Its history goes back to the prehistoric age when it was inhabited during the Iron Age by Reti populations around 1st millennium b.C. Between 5th and 4th century b.C. the area was also populated by Arusnati, an autonomous population with its own laws and religious cults. San Giorgio gradually became the religious center of the surrounding territory. The masonry block next to the church of San Giorgio and a deposit of votive offerings representing terracotta divinities seem to prove that in San Giorgio there must have been an important worship temple. The culture of Arusnati, gradually merged and was then assimilated by the Roman colonization that inexorably spread in the whole region.

With the barbaric invasions at the end of the Roman Empire and the beginning of the dark ages, the area was almost forgotten. Christian religion gradually spread and on the ruins of the Arusnati temple was built the first church that incorporated many elements of the pagan sanctuary, in particular the altar dedicated to the Sun and Moon now placed at the base of a column in the nave.

The Chuch of San Giorgio

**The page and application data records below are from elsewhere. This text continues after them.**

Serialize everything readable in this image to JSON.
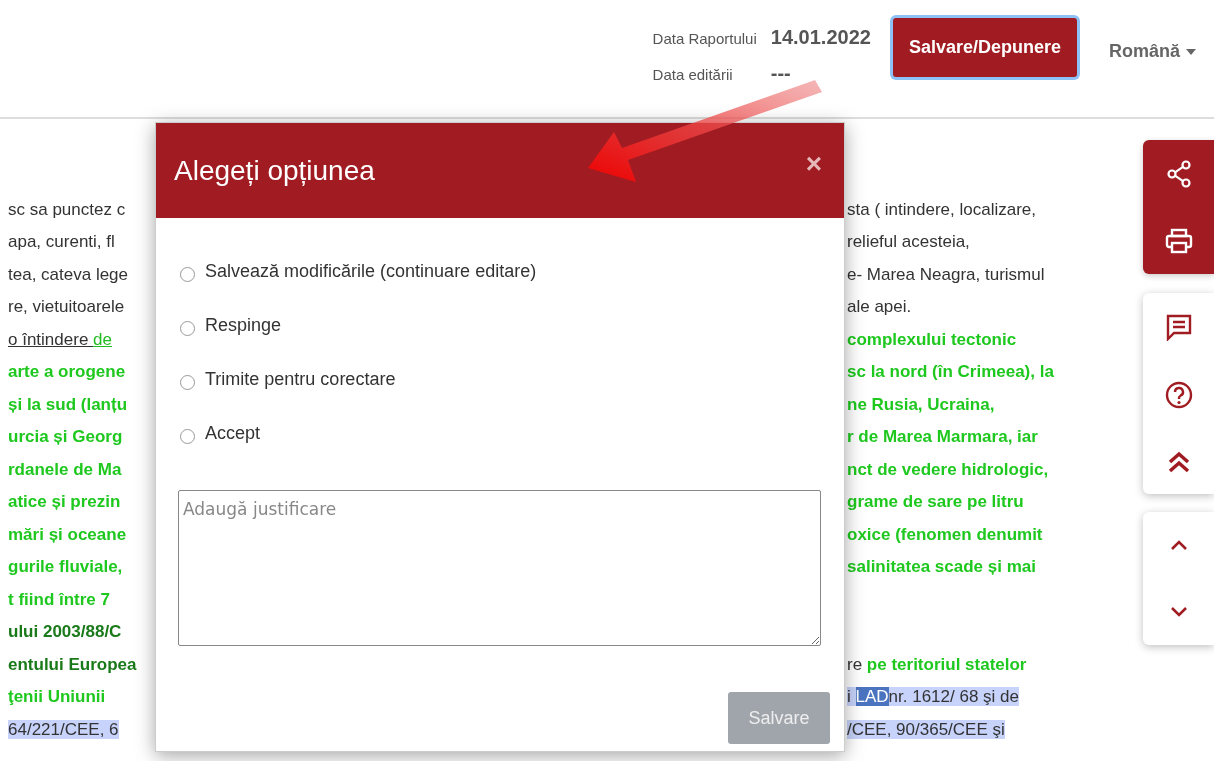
{
  "header": {
    "report_date_label": "Data Raportului",
    "report_date": "14.01.2022",
    "edit_date_label": "Data editării",
    "edit_date": "---",
    "save_button": "Salvare/Depunere",
    "language": "Română"
  },
  "document_lines": [
    {
      "left": [
        {
          "text": "sc sa punctez c",
          "kind": "plain"
        }
      ],
      "right": [
        {
          "text": "sta ( intindere, localizare,",
          "kind": "plain"
        }
      ]
    },
    {
      "left": [
        {
          "text": "apa, curenti, fl",
          "kind": "plain"
        }
      ],
      "right": [
        {
          "text": "relieful acesteia,",
          "kind": "plain"
        }
      ]
    },
    {
      "left": [
        {
          "text": "tea, cateva lege",
          "kind": "plain"
        }
      ],
      "right": [
        {
          "text": "e- Marea Neagra, turismul",
          "kind": "plain"
        }
      ]
    },
    {
      "left": [
        {
          "text": "re, vietuitoarele",
          "kind": "plain"
        }
      ],
      "right": [
        {
          "text": "ale apei.",
          "kind": "plain"
        }
      ]
    },
    {
      "left": [
        {
          "text": " o întindere ",
          "kind": "underline"
        },
        {
          "text": "de",
          "kind": "link"
        }
      ],
      "right": [
        {
          "text": "complexului tectonic",
          "kind": "green"
        }
      ]
    },
    {
      "left": [
        {
          "text": "arte a orogene",
          "kind": "green"
        }
      ],
      "right": [
        {
          "text": "sc la nord (în Crimeea), la",
          "kind": "green"
        }
      ]
    },
    {
      "left": [
        {
          "text": "și la sud (lanțu",
          "kind": "green"
        }
      ],
      "right": [
        {
          "text": "ne Rusia, Ucraina,",
          "kind": "green"
        }
      ]
    },
    {
      "left": [
        {
          "text": "urcia și Georg",
          "kind": "green"
        }
      ],
      "right": [
        {
          "text": "r de Marea Marmara, iar",
          "kind": "green"
        }
      ]
    },
    {
      "left": [
        {
          "text": "rdanele de Ma",
          "kind": "green"
        }
      ],
      "right": [
        {
          "text": "nct de vedere hidrologic,",
          "kind": "green"
        }
      ]
    },
    {
      "left": [
        {
          "text": "atice și prezin",
          "kind": "green"
        }
      ],
      "right": [
        {
          "text": "grame de sare pe litru",
          "kind": "green"
        }
      ]
    },
    {
      "left": [
        {
          "text": "mări și oceane",
          "kind": "green"
        }
      ],
      "right": [
        {
          "text": "oxice (fenomen denumit",
          "kind": "green"
        }
      ]
    },
    {
      "left": [
        {
          "text": "gurile fluviale,",
          "kind": "green"
        }
      ],
      "right": [
        {
          "text": "salinitatea scade și mai",
          "kind": "green"
        }
      ]
    },
    {
      "left": [
        {
          "text": "t fiind între 7",
          "kind": "green"
        }
      ]
    },
    {
      "left": [
        {
          "text": "ului 2003/88/C",
          "kind": "darkgreen"
        }
      ]
    },
    {
      "left": [
        {
          "text": "entului Europea",
          "kind": "darkgreen"
        }
      ],
      "right": [
        {
          "text": "re ",
          "kind": "plain"
        },
        {
          "text": "pe teritoriul statelor",
          "kind": "green"
        }
      ]
    },
    {
      "left": [
        {
          "text": "ţenii    Uniunii",
          "kind": "green"
        }
      ],
      "right": [
        {
          "text": "i ",
          "kind": "highlight"
        },
        {
          "text": "LAD",
          "kind": "selected"
        },
        {
          "text": "nr. 1612/     68 şi de",
          "kind": "highlight"
        }
      ]
    },
    {
      "left": [
        {
          "text": "64/221/CEE, 6",
          "kind": "highlight"
        }
      ],
      "right": [
        {
          "text": "/CEE, 90/365/CEE şi",
          "kind": "highlight"
        }
      ]
    }
  ],
  "modal": {
    "title": "Alegeți opțiunea",
    "close": "×",
    "options": [
      {
        "label": "Salvează modificările (continuare editare)",
        "selected": false
      },
      {
        "label": "Respinge",
        "selected": false
      },
      {
        "label": "Trimite pentru corectare",
        "selected": false
      },
      {
        "label": "Accept",
        "selected": false
      }
    ],
    "justification": {
      "placeholder": "Adaugă justificare"
    },
    "save_button": {
      "label": "Salvare",
      "disabled": true
    }
  }
}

The inside of San Giorgio church.
The inside of San Giorgio church.

The church was built here around the 8th century with the same local stone used for the houses that surrounds it. It has a double apse, quite unusual in Italy but common in many churches of central Europe. Like probably the old Arusnati temple, the church had parochial authority and jurisdiction over an extensive portion of western Valpolicella.

The structure of San Giorgio, rather narrow for its lenght and with the nave twice as wide as the side aisles, is typical of churches of early christian origin.

One of the masterpieces of San Giorgio is the ciborium, a sort of stone canopy above the altar, carved during the reign of Liutprand king of Lombards in the 8th century by sculptor Orso, whose name is engraved in the ciborium itself.

San Giorgio church ciborium
San Giorgio church ciborium

The church is also decorated by simple but fascinating frescoes datable to the late 11th, early 12th century. The painting that adorns the west apse depicts Christ Pantocrator in severe attitude. He is surrounded by the symbols of the evangelists.

San Giorgio church fresco
San Giorgio church fresco.

Other frescoes from the 13th century decorate the wall on the right, representing The Last Supper.

A capital in San Giorgio church cloister
A capital in San Giorgio church cloister with the detail of a grape bunch.

Next to the church, the cloister, conserved on three sides, dates from 12th century. The center of the parochial complex, it was probably originally enclosed on all sides by the church and other buildings partially demolished to make way for the new parsonage. One of the most interesting characteristics of the cloister is the series of capitals of the mullions, all cut in different forms representing grotesque animals and vegetable forms.

The Marble

San Giorgio owes part of it fame also to the splendid stone, which was quarried here from ancient past on Mounts Pastello and Solane and their slopes. A series of quarries have supplied stones and marbles which have made Verona famous. Many of these stones where once transported to Verona and beyond along the river Adige which flows at the foot of these hills and which once, thanks to an efficient network of channels, connected Valpolicella with the shore of the Adriatic sea.

Wine Tours in Valpolicella

San Giorgio can become an important stop, far from roads and noise, of our wine tours in Valpolicella. From San Giorgio you can enjoy a breathtaking panorama that embraces Verona, the western side of the valley covered by vineyards, la Grola, one of the most important “cru” in Valpolicella, and behind it, lake Garda. In San Giorgio there are also few nice bars and restaurants where you will be able to enjoy the tasty local food such as soppressa (a characteristic type of pork salami with garlic), polenta brustolà (grilled corn flour), paparele en brodo con i figadini (noodles with chicken liver) and pasta e fasoi (pasta and beans), lesso misto con pearà (mixed boiled meats paired with sauce of bone marrow and pepper), stracotto di musso (braised donkey), all dishes to be paired with Valpolicella wines, Amarone and Recioto.

Do not hesitate to contact us for further information regarding San Giorgio, or to book your wine tour in Valpolicella or other wine producing areas in Verona:

Call:+39 389 9835 269